the docks in Port Arthur, Texas, a once rowdy seaport and refinery town that has seen its day, sits the public library. It's a source of local pride not only for its staunch, clean appearance amid abandoned buildings on deserted streets, but also because it serves as the town's museum. Near the rows of books are tributes to the region's best-known citizens, mostly musicians and athletes, with their sheet music and high school yearbooks and game jerseys on display. From Tex Ritter to the Big Bopper, from Bum Phillips to Tim McKyer, a wonderful menagerie of free spirits who dreamed bigger dreams than Port Arthur, even in its heyday, could handle are celebrated there. Two of the more prominent exhibits are busts of Janis Joplin and Jimmy Johnson, former schoolmates at Thomas Jefferson High, class of 1960 and '61, respectively.

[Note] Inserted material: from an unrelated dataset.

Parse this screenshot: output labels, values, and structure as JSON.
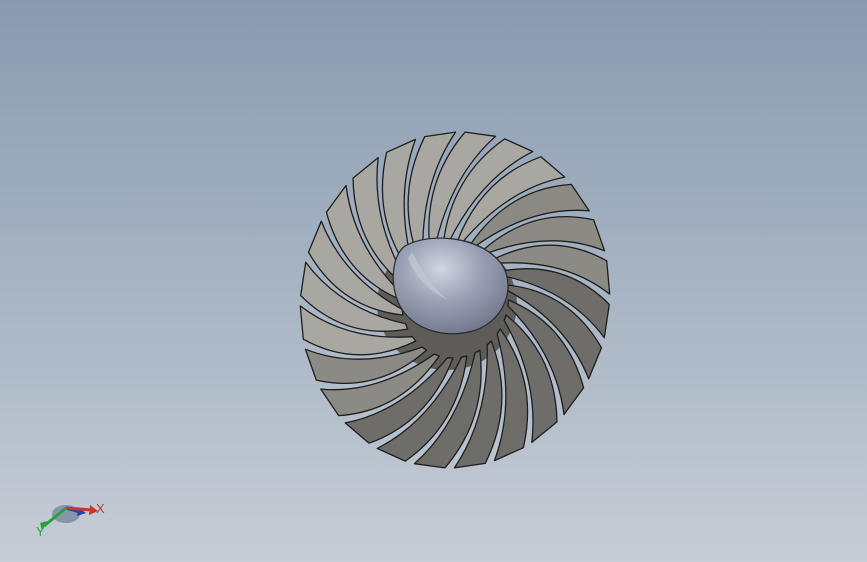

A smart girl and a smart boy, equally driven but in different directions—each was somewhat disgusted by the other's burgeoning talents and antithetical personality. Janis, a painter of some merit and a folk singer in those days, had the look of a beatnik and was called Beat Weeds. Jimmy could solve algebra problems at a glance and write term papers worthy of A's the night before they were due. He was a football lineman with the scars of childhood street ball showing through his burr haircut and was called Scar Head.

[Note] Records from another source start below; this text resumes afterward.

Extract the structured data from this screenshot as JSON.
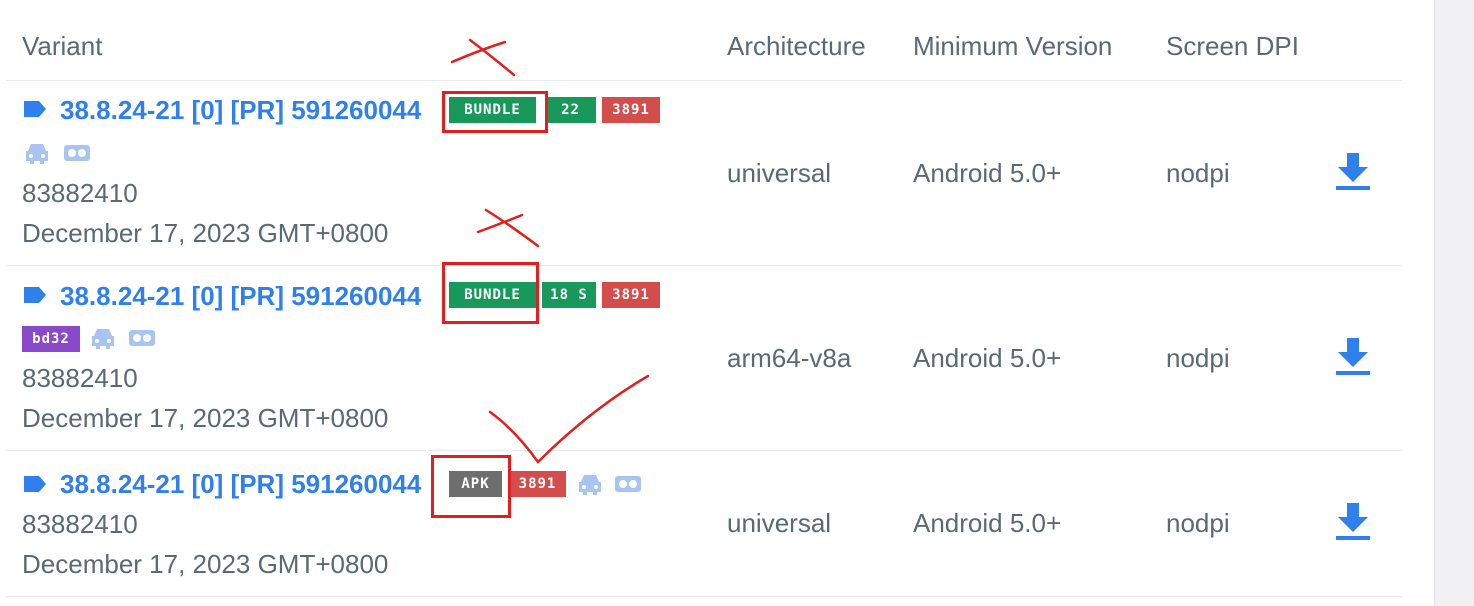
{
  "header": {
    "variant": "Variant",
    "architecture": "Architecture",
    "min_version": "Minimum Version",
    "screen_dpi": "Screen DPI"
  },
  "rows": [
    {
      "version": "38.8.24-21 [0] [PR] 591260044",
      "badges": {
        "type": "BUNDLE",
        "splits": "22 S",
        "num": "3891"
      },
      "code": "83882410",
      "date": "December 17, 2023 GMT+0800",
      "architecture": "universal",
      "min_version": "Android 5.0+",
      "dpi": "nodpi"
    },
    {
      "version": "38.8.24-21 [0] [PR] 591260044",
      "badges": {
        "type": "BUNDLE",
        "splits": "18 S",
        "num": "3891",
        "arch": "bd32"
      },
      "code": "83882410",
      "date": "December 17, 2023 GMT+0800",
      "architecture": "arm64-v8a",
      "min_version": "Android 5.0+",
      "dpi": "nodpi"
    },
    {
      "version": "38.8.24-21 [0] [PR] 591260044",
      "badges": {
        "type": "APK",
        "num": "3891"
      },
      "code": "83882410",
      "date": "December 17, 2023 GMT+0800",
      "architecture": "universal",
      "min_version": "Android 5.0+",
      "dpi": "nodpi"
    }
  ],
  "icons": {
    "tag": "tag-icon",
    "car": "car-icon",
    "vr": "vr-headset-icon",
    "download": "download-icon"
  },
  "colors": {
    "link": "#2f80ed",
    "bundle_badge": "#19985b",
    "count_badge": "#d44d4d",
    "arch_badge": "#8a49c8",
    "apk_badge": "#6e6e6e",
    "annotation": "#e02020"
  }
}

By a quirk in scheduling, Janis and Jimmy once had to put up with each other in a history class for an entire school year, she seated behind him. He would tease the weirdo, "give her a hard time, irritate her," he remembers; she would scoff at the jock and ignore him as best she could.

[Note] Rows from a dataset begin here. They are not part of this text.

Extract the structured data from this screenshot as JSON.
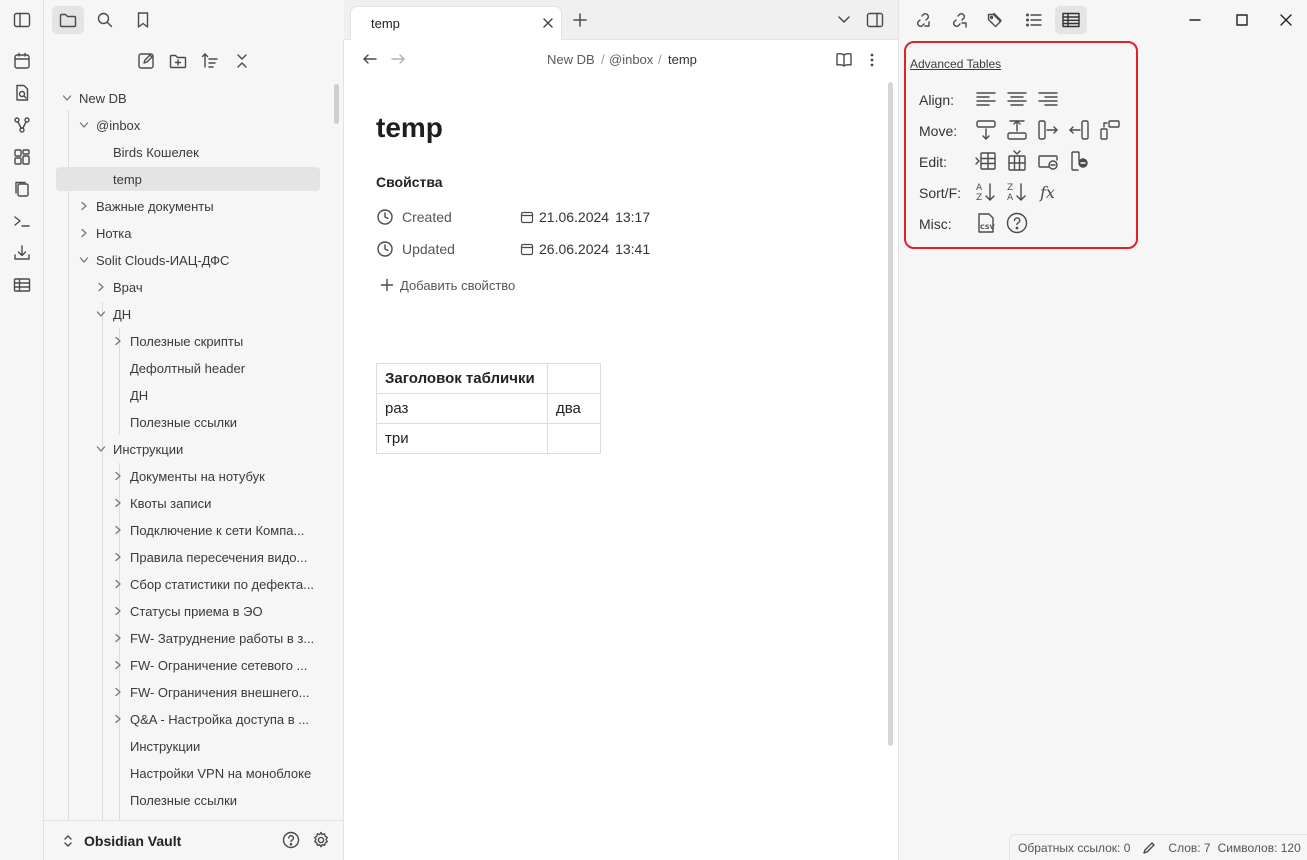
{
  "left_tree": {
    "vault_name": "New DB",
    "items": [
      {
        "label": "New DB",
        "level": 0,
        "folder": true,
        "open": true
      },
      {
        "label": "@inbox",
        "level": 1,
        "folder": true,
        "open": true
      },
      {
        "label": "Birds Кошелек",
        "level": 2,
        "folder": false
      },
      {
        "label": "temp",
        "level": 2,
        "folder": false,
        "selected": true
      },
      {
        "label": "Важные документы",
        "level": 1,
        "folder": true,
        "open": false
      },
      {
        "label": "Нотка",
        "level": 1,
        "folder": true,
        "open": false
      },
      {
        "label": "Solit Clouds-ИАЦ-ДФС",
        "level": 1,
        "folder": true,
        "open": true
      },
      {
        "label": "Врач",
        "level": 2,
        "folder": true,
        "open": false
      },
      {
        "label": "ДН",
        "level": 2,
        "folder": true,
        "open": true
      },
      {
        "label": "Полезные скрипты",
        "level": 3,
        "folder": true,
        "open": false
      },
      {
        "label": "Дефолтный header",
        "level": 3,
        "folder": false
      },
      {
        "label": "ДН",
        "level": 3,
        "folder": false
      },
      {
        "label": "Полезные ссылки",
        "level": 3,
        "folder": false
      },
      {
        "label": "Инструкции",
        "level": 2,
        "folder": true,
        "open": true
      },
      {
        "label": "Документы на нотубук",
        "level": 3,
        "folder": true,
        "open": false
      },
      {
        "label": "Квоты записи",
        "level": 3,
        "folder": true,
        "open": false
      },
      {
        "label": "Подключение к сети Компа...",
        "level": 3,
        "folder": true,
        "open": false
      },
      {
        "label": "Правила пересечения видо...",
        "level": 3,
        "folder": true,
        "open": false
      },
      {
        "label": "Сбор статистики по дефекта...",
        "level": 3,
        "folder": true,
        "open": false
      },
      {
        "label": "Статусы приема в ЭО",
        "level": 3,
        "folder": true,
        "open": false
      },
      {
        "label": "FW- Затруднение работы в з...",
        "level": 3,
        "folder": true,
        "open": false
      },
      {
        "label": "FW- Ограничение сетевого ...",
        "level": 3,
        "folder": true,
        "open": false
      },
      {
        "label": "FW- Ограничения внешнего...",
        "level": 3,
        "folder": true,
        "open": false
      },
      {
        "label": "Q&A - Настройка доступа в ...",
        "level": 3,
        "folder": true,
        "open": false
      },
      {
        "label": "Инструкции",
        "level": 3,
        "folder": false
      },
      {
        "label": "Настройки VPN на моноблоке",
        "level": 3,
        "folder": false
      },
      {
        "label": "Полезные ссылки",
        "level": 3,
        "folder": false
      }
    ]
  },
  "vault_switcher": {
    "name": "Obsidian Vault"
  },
  "tab": {
    "title": "temp"
  },
  "breadcrumb": {
    "part1": "New DB",
    "sep": "/",
    "part2": "@inbox",
    "part3": "temp"
  },
  "note": {
    "title": "temp",
    "properties_heading": "Свойства",
    "properties": [
      {
        "name": "Created",
        "date": "21.06.2024",
        "time": "13:17"
      },
      {
        "name": "Updated",
        "date": "26.06.2024",
        "time": "13:41"
      }
    ],
    "add_property": "Добавить свойство",
    "table": [
      [
        "Заголовок таблички",
        ""
      ],
      [
        "раз",
        "два"
      ],
      [
        "три",
        ""
      ]
    ]
  },
  "advanced_tables": {
    "title": "Advanced Tables",
    "rows": [
      {
        "label": "Align:"
      },
      {
        "label": "Move:"
      },
      {
        "label": "Edit:"
      },
      {
        "label": "Sort/F:"
      },
      {
        "label": "Misc:"
      }
    ]
  },
  "status": {
    "backlinks": "Обратных ссылок: 0",
    "words": "Слов: 7",
    "chars": "Символов: 120"
  }
}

Worlds apart sat adjacent that way in Port Arthur. At one end of Procter Street, the main drag, stood the whorehouses, the gambling joints and the brawling saloons—all flouting Texas law for merchant sailors' cash. At the other end of Procter was a populace conservative in thought and speech, living on quiet, tree-lined streets and faithfully attending church. Port Arthur was a Texas boomtown, sprouting refinery pipelines and freighter masts, and as it was just 50 miles from the Louisiana line, it was also a Cajun town, with signs for boudin and the strains of twin fiddles. Port Arthur was segregated, but there was a middle ground where working-class whites and blacks lived so closely that their children could come home from "separate but equal" schools and learn to know each other well.
"Jimmy never thought there was any difference between him and the blacks," C.W. Johnson, Jimmy's daddy, said recently while driving through the old middle ground, where the Johnson family lived until 1962. "And he didn't like it when anybody said anything about it, either."
In their disregard for racial barriers, Beat Weeds and Scar Head were alike. They came to understand how life worked on the other side of the middle ground, and they took that insight with them as they continued on their divergent paths. Janis took it into a blues-singing frenzy, only to drop dead of a drug overdose at 27. Jimmy took it into football, where his savvy for massaging the human spirit in all its ethnic patterns would become an invaluable coaching tool.
After a vice cleanup in the mid-1960s and then the oil bust of the '80s, Port Arthur turned into a sleepy town with few signs of youth or ambition. But the unscarred library and its treasures inside stand as testimony to a brighter day. The bust of Janis is five-headed, the sculptor's interpretation of her multidimensional personality. The bust of Jimmy is conventional and features his trademark coiffed hair and hint of a smile. His face is portrayed as calm and unflinching, as it was when he arrived at the University of Miami in '84 to a cool welcome—he succeeded the beloved Howard Schnellenberger—and then set his players' spirits free, won a national championship and narrowly missed two more. It is the same smile he wore when he went to Dallas in '89 and was greeted by flat-out loathing—he displaced the legendary Tom Landry—and went about the task of tearing down a rotting facade and rebuilding the Cowboys. But like Janis, Jimmy has a personality that is multifaceted.
"It'll be quite a story, when all is said and done," says Cowboy running backs coach Joe Brodsky, 58, a Johnson skeptic in 1984 who became such a Johnson convert that he up and left the Miami area after 55 years to follow Johnson to Dallas. "How could a guy come in and take shotgun blasts in the face in two different programs and win a national championship with one and the Super Bowl with the other? Now won't that be a pisser?"
A Pretty Good Wizard
For Johnson the hay is pretty much in the barn, as they say in Texas. At 49 he's got things just about the way he wants them—at last. "I'm doing what the hell I want to do," he says, meaning coaching football, drinking beer, eating ribs and living alone in a big house with four aquariums teeming with saltwater fish. There are no loose pets, no wife and no kids around. His sons Brent, 28, and Chad, 26, are more like friends of his now; the three of them are closer than they've ever been. Jimmy's former wife of 26 years, Linda Kay, has gone to Venezuela to find a new life, waived, you might say, when Jimmy reorganized his own life three years ago to best suit the way he wanted to go about coaching the Cowboys.
All that remains for him to do now is to plug in another blue-chip player here and another real find there, win a Super Bowl or a few—"And we will win," he says—and then go off and lie on a beach, to be left alone for the rest of his days.